More than 10 percent of the human population is left-handed but scientists until now were at a loss as to the genetic variations that cause this handedness.

Now, a new study conducted by scientists from the University of Oxford and published in the journal, Brain, has become the first to identify which genetic variants separate lefties from righties. The research also suggests a potential correlation between left-handedness and superior verbal skills.

The study saw researchers investigate the DNA of some 400,000 people. Included in this number were 38,332 left-handers. The data came from U.K. Biobank, a database comprising the health information of volunteers across the United Kingdom.

After analyzing brain imaging from 10,000 participants, researchers found the genetic variants related to left-handedness were associated with differences in the brain’s white matter tracts. More specifically, these tracts were those connecting the areas of the brain associated with language.

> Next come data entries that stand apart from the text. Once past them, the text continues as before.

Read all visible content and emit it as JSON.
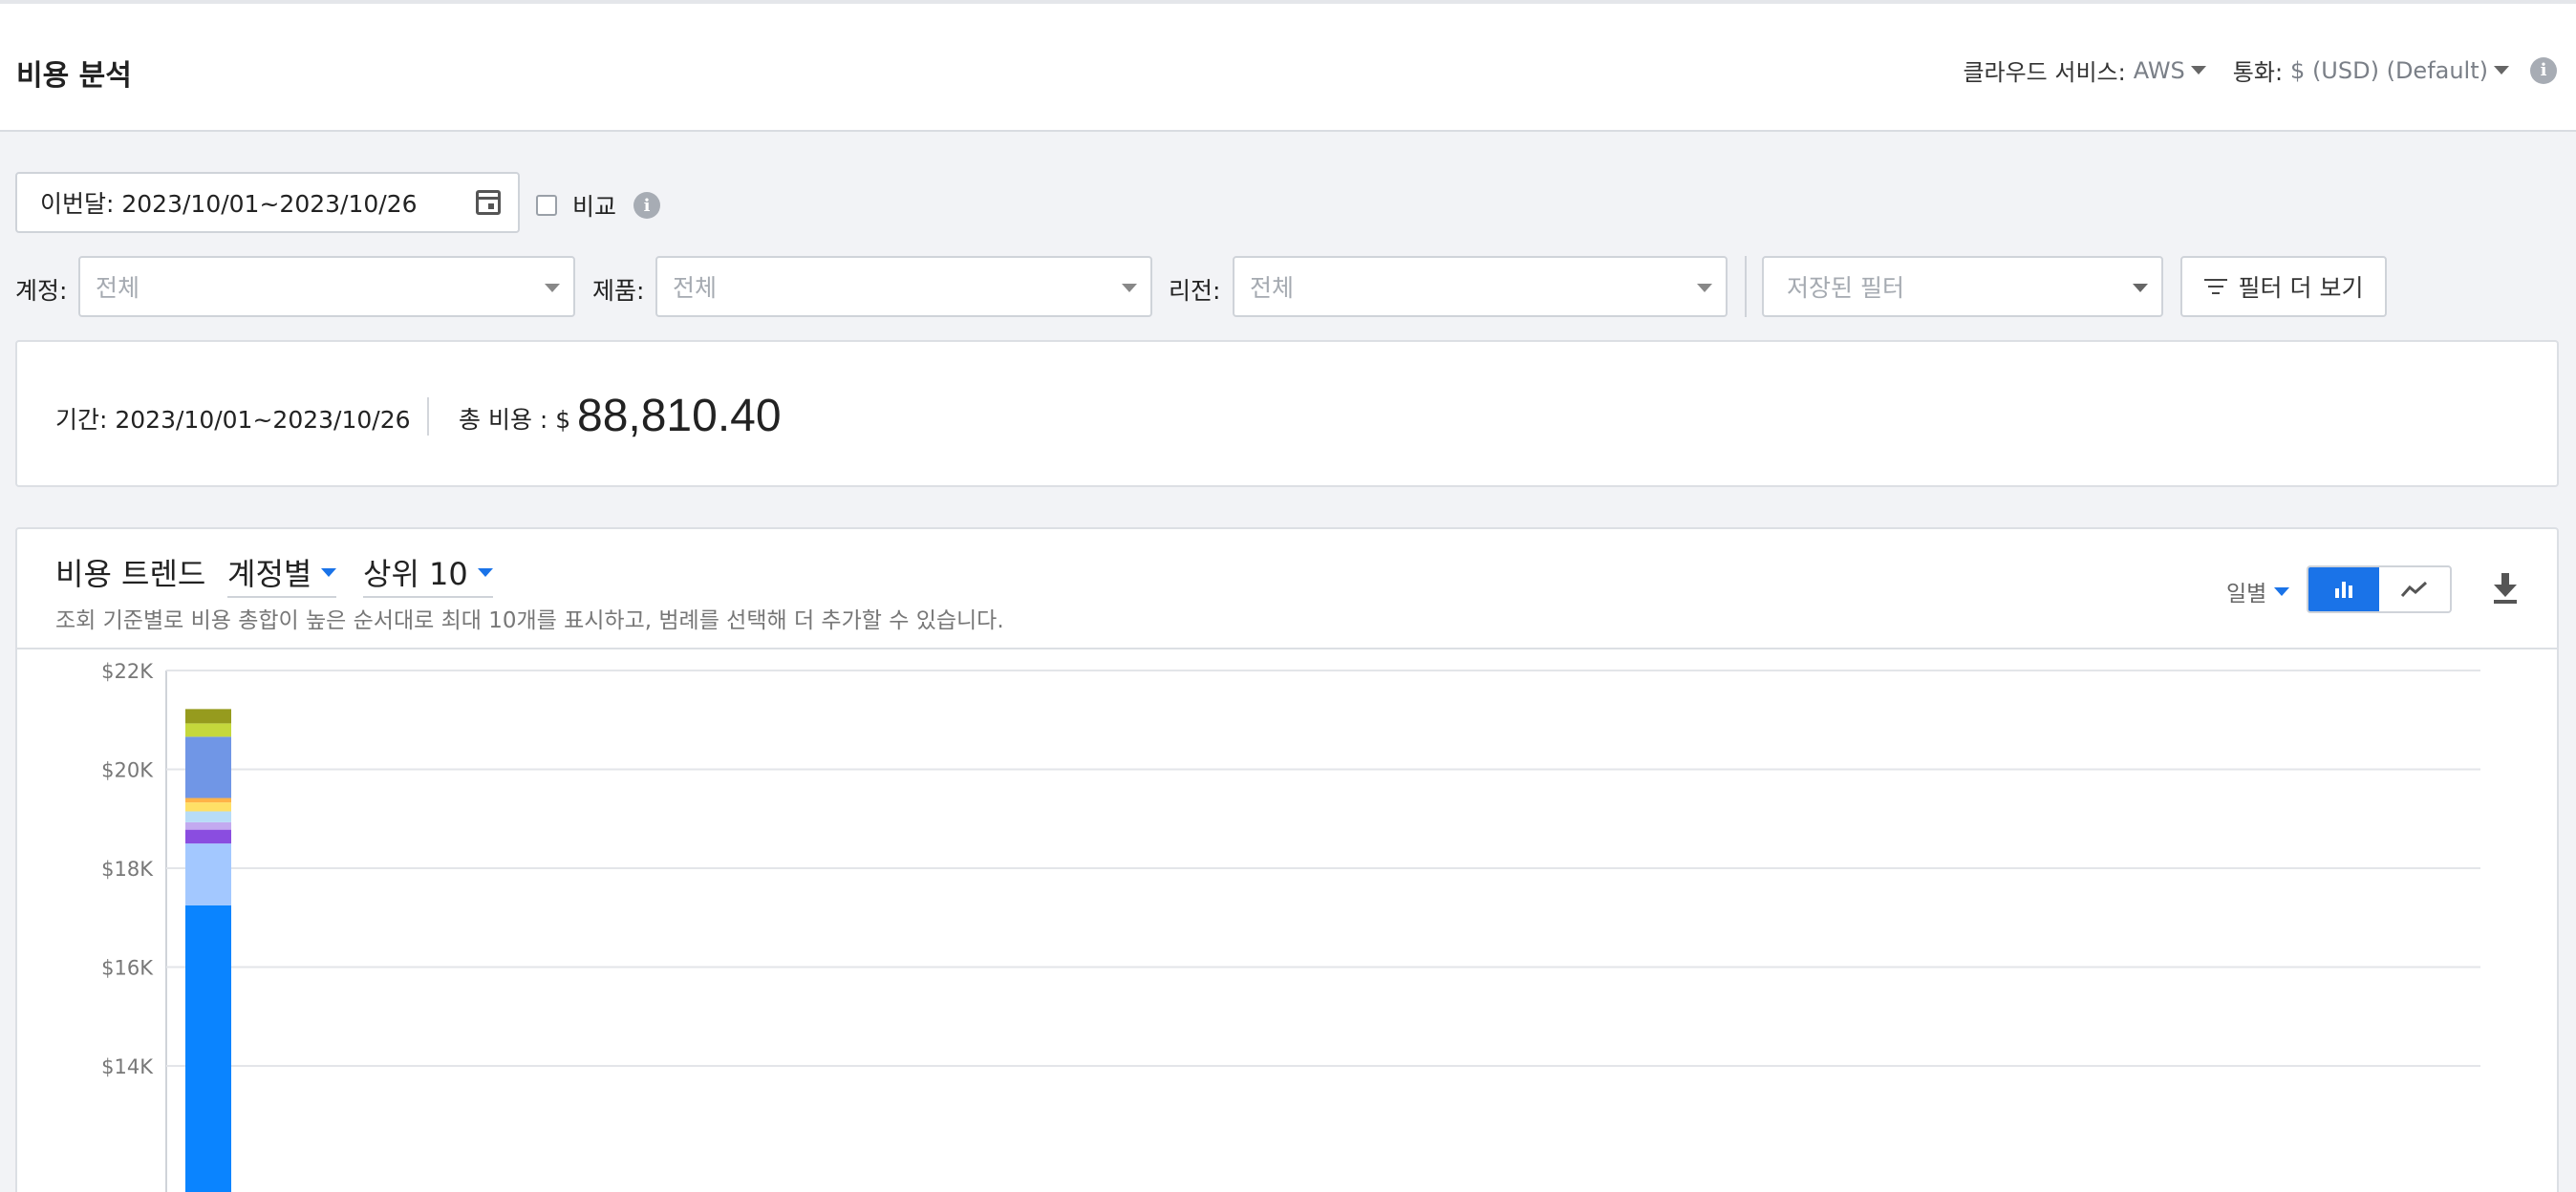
{
  "header": {
    "title": "비용 분석",
    "cloud_label": "클라우드 서비스:",
    "cloud_value": "AWS",
    "currency_label": "통화:",
    "currency_value": "$ (USD) (Default)"
  },
  "filters": {
    "date_range": "이번달: 2023/10/01~2023/10/26",
    "compare_label": "비교",
    "account_label": "계정:",
    "account_value": "전체",
    "product_label": "제품:",
    "product_value": "전체",
    "region_label": "리전:",
    "region_value": "전체",
    "saved_filter_placeholder": "저장된 필터",
    "more_filters_label": "필터 더 보기"
  },
  "summary": {
    "period": "기간: 2023/10/01~2023/10/26",
    "total_label": "총 비용 :",
    "currency_symbol": "$",
    "total_value": "88,810.40"
  },
  "trend": {
    "title": "비용 트렌드",
    "group_by": "계정별",
    "top_n": "상위 10",
    "description": "조회 기준별로 비용 총합이 높은 순서대로 최대 10개를 표시하고, 범례를 선택해 더 추가할 수 있습니다.",
    "granularity": "일별",
    "view_mode": "bar"
  },
  "chart_data": {
    "type": "bar",
    "stacked": true,
    "ylim": [
      13000,
      22000
    ],
    "yticks": [
      "$14K",
      "$16K",
      "$18K",
      "$20K",
      "$22K"
    ],
    "ytick_values": [
      14000,
      16000,
      18000,
      20000,
      22000
    ],
    "grid": true,
    "stack": [
      {
        "color": "#0a84ff",
        "from": 0,
        "to": 17250
      },
      {
        "color": "#a3c8ff",
        "from": 17250,
        "to": 18500
      },
      {
        "color": "#8a4de0",
        "from": 18500,
        "to": 18780
      },
      {
        "color": "#c3aaf0",
        "from": 18780,
        "to": 18930
      },
      {
        "color": "#b7dcf7",
        "from": 18930,
        "to": 19150
      },
      {
        "color": "#ffe066",
        "from": 19150,
        "to": 19330
      },
      {
        "color": "#ffb347",
        "from": 19330,
        "to": 19420
      },
      {
        "color": "#7096e6",
        "from": 19420,
        "to": 20660
      },
      {
        "color": "#c5d83c",
        "from": 20660,
        "to": 20930
      },
      {
        "color": "#969b1e",
        "from": 20930,
        "to": 21220
      }
    ]
  }
}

Researchers also isolated four genetic regions associated with left-handedness. Three of these regions are linked to proteins influencing brain structure and development. The proteins were connected to microtubules, which are a component of a cell’s “scaffolding.”

This scaffolding or cytoskeleton determines the cell structure. It also determines the way cells operate. Previous research has illustrated the cytoskeleton’s influence on “left-right asymmetry” in other species.

“Many animals show left-right asymmetry in their development, such as snail shells coiling to the left or right,” Gwenaëlle Douaud, joint senior author of the study and a fellow at Oxford’s Wellcome Center for Integrative Neuroimaging, said.

Douaud also said the research indicates that in left-handed people, “the left and right sides of the brain communicate in a more coordinated way.”

She noted left-handed people demonstrate “a higher synchronization of the natural oscillations of your brain, and these oscillations still happen when you are idle.” This synchronization occurs “precisely again in the brain regions dedicated to language.”

The study also revealed an association between the aspects of brain development linked to handedness and the likelihood of developing Parkinson’s disease or schizophrenia.

It’s long been known there are slightly more left-handers among patients with schizophrenia than the general population. On the other hand, there are slightly fewer left-handers with Parkinson’s disease compared to the general population.

The new research suggests these diseases, along with handedness, “are the product of fundamental differences in brain development, some of which is driven by genes,” according to Dominic Furniss, joint senior author alongside Douaud and a fellow at Oxford’s Nuffield Department of Orthopaedics, Rheumatology, and Musculoskeletal Science.

left handed
Only about 10 percent of the population is left-handed. Pexels, Public Domain